Housing construction across much of the state has come to a halt, but questions remain about other trades.
Benoure Plumbing and Heating in South Burlington normally has a warehouse full of employees, but the company's Brad Benoure says that when the governor issued a stay-at-home order he had to lay off 65 of his 79 employees,
"We had 43 trucks actively going out to job sites. Today, we have five trucks out doing essential services," Benoure said.
That means with his skeleton crew, he can still answer calls for heating and plumbing emergencies, but construction contracts, which make up most of the business, are off-limits.
"Right now, we can't go out to any new commercial or residential job sites -- shutting down, essential shutdown of our business," Benoure said.
"We are having to discuss those differences between critical and noncritical issues," said Matt Musgrave with the Associated General Contractors of Vermont, which has more than 200 members with thousands of employees across a range of construction trades.
"On a personal note, dealing with our members, there is a lot of confusion," Musgrave said.
The confusion comes from what work they can and can not do. Like Benoure, Musgrave says it's only work that is critical.
"They can't necessarily go and replace your kitchen set with a nice new shiny faucet, but they can go out and replace furnaces," he said.
So, as job sites sit empty and layoffs are expected all across the state, Musgrave suggests that there are opportunities for construction work to resume in buildings now emptied of nonessential workers.

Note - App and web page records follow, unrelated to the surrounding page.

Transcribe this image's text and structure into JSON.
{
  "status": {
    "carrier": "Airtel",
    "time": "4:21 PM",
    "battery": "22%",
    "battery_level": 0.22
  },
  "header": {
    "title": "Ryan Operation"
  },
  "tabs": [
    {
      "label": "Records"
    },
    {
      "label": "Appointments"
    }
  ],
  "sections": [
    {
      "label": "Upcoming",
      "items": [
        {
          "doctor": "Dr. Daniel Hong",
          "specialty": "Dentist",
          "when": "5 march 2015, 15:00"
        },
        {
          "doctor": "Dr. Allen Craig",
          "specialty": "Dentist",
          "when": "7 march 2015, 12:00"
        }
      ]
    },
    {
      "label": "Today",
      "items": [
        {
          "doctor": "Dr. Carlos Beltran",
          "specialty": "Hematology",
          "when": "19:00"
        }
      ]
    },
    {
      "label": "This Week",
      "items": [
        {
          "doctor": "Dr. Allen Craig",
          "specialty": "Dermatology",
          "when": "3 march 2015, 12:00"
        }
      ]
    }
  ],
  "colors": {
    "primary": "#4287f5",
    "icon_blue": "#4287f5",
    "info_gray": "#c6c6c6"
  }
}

"These are opportunities where they can get in and do projects that in the past have been met with significantly higher costs because of people being in the buildings," he said.
"We are really hoping that someone in the Statehouse makes some addendums to allow contractors to go back to work in shifts to job sites," Benoure said. "There could have been some type of plan to have each type of sub go into the job site."